The second section brings the male body into dialogue with an internalized realm of emotion, feeling, and self-consciousness. In “Work Hard; Play Harder” the distinctions between casual play and more serious endeavors like labor and war become difficult to discern. Moving from a painting by Kansas City artist Ruth Harris Bohan (1891-1981)—an unusual rendition of the famous 1926 Jack Dempsey-Gene Tunney heavyweight championship fight—to the hard-hitting photojournalist depictions of Vietnam by British-born photographer Larry Burrows (1926-1971), this section strives to examine how male identity and self-consciousness are formed through the actions of work and play.
The next grouping, “Degrees of Desire,” transitions to the sexual realm of masculinity and provides a spectrum of desire. A collage by Keith Haring (1958-1990), on loan from the William Burroughs estate, contrasts with the 1950s calendar-girl art of Ernest Chiriaka (born 1910), whose work is part of the Esquire Collection at the Spencer. This section concludes with “Man Enough,” a nuanced, open-ended exploration of the “muscular” and tough side of being a man and the tender, unspoken realm of emotion. Here, a large-scale painting of an effeminate Christ by Will Hickok Low (1853-1932) resonates with a brawny cowboy bronze sculpture by Frederic Remington (1861-1909).
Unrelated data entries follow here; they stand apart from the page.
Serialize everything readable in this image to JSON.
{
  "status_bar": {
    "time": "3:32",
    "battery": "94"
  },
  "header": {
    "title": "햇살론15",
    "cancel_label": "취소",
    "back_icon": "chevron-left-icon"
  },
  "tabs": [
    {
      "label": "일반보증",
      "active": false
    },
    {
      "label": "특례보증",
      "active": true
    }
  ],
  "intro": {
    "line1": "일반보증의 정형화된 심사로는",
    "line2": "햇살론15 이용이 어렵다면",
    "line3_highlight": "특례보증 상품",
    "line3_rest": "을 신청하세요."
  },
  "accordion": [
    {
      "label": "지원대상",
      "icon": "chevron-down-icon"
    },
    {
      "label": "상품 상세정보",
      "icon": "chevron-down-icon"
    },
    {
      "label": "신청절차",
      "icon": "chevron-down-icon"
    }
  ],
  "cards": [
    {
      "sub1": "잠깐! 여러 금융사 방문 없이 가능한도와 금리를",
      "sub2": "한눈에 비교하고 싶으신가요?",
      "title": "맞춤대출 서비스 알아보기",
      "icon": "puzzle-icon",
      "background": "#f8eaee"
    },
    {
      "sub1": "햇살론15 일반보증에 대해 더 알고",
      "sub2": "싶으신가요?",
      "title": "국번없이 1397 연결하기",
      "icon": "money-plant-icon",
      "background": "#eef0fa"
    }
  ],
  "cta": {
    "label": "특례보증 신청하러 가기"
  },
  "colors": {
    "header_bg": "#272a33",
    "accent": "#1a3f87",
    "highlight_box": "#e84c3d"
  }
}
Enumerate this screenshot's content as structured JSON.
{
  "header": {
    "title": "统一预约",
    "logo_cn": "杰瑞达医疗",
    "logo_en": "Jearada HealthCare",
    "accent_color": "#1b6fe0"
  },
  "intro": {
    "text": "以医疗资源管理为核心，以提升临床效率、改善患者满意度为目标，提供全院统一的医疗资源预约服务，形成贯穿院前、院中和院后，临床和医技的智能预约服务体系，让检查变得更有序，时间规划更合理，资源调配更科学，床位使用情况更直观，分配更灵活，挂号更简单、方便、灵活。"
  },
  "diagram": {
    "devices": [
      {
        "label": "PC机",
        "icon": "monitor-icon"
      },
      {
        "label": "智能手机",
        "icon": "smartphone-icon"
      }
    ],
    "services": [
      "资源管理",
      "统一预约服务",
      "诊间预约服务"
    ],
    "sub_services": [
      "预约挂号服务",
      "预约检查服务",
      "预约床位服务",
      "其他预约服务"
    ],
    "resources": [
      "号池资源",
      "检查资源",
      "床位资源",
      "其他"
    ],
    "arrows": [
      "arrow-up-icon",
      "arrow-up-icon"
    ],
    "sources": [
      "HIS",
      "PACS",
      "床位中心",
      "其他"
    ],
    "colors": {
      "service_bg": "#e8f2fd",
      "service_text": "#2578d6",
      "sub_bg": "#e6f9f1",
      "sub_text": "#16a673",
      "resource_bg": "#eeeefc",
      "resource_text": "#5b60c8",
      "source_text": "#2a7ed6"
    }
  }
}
The exhibition concludes with a contemporary video by the Brooklyn-based artist Kalup Linzy (born 1977). This work, “Keys to Our Heart” (2008), was commissioned by Creative Capital and premiered at the exhibition Prospect.1 in New Orleans last year. Through a satirical, melodramatic black-and-white love story set in the South, Kalup Linzy blurs distinctions of race and gender to create an insightful portrait of the nuanced interactions between the genders.
Throughout the exhibition, the male body serves as a site of social agency through which norms of conduct and rebellion against normativity are constructed, performed, and contested. By pondering the sociocultural dimensions of male identity, whether through representations of male space, activity, the body, or idealized archetypes, the exhibition questions the modes and methods of male behavior as realized and represented visually by artists.
Drawn almost exclusively from the Spencer’s permanent collection, the exhibition includes paintings, sculptures, photographs, prints and drawings, and new media, ranging from a Roman Imperial era (100 BCE-100 CE) Torso of Apollo marble carving to a 20th-century photograph of American teen idol Fabian. This exhibition is part of an ongoing curatorial initiative at the Spencer to explore conceptual topics of contemporary life through the rich, historic holdings of the Museum’s permanent collection.
A sampling of the many artists represented includes Brassaï, Larry Burrows, Karen Chance, Albrecht Dürer, Hendrick Goltzius, Keith Haring, Dennis K. Helm, Tom Huck, Boris Ignatovich, Graciela Iturbide, Rockwell Kent, Robert Mapplethorpe, Max Oppenheimer, Gordon Parks, Frederic Remington, Sebastião Salgado, August Sander, Aaron Siskind, Eugène Emmanuel Viollet-le-Duc, Andy Warhol, Weegee, Utagawa Yoshitsuya, and Liu Zheng. A complete checklist is available upon request.
A number of works from the Museum’s renowned Esquire Collection also are featured, including photographs by Diane Arbus, Eric Avery, Frank Bez, Carl Fischer, John R. Gossage, Rudolph Janu, Art Kane, Jill Krementz, Constantine Manos, and Neil Selkirk, a drawing by Fred L. Freeman, and paintings by Ernest Chiriaka and Howard Forsberg.
This exhibition is offered by the Spencer for educational and artistic purposes; the exhibition contains adult themes and viewer discretion is advised.
This event was posted July 30, 2009 and last updated Sept. 16, 2014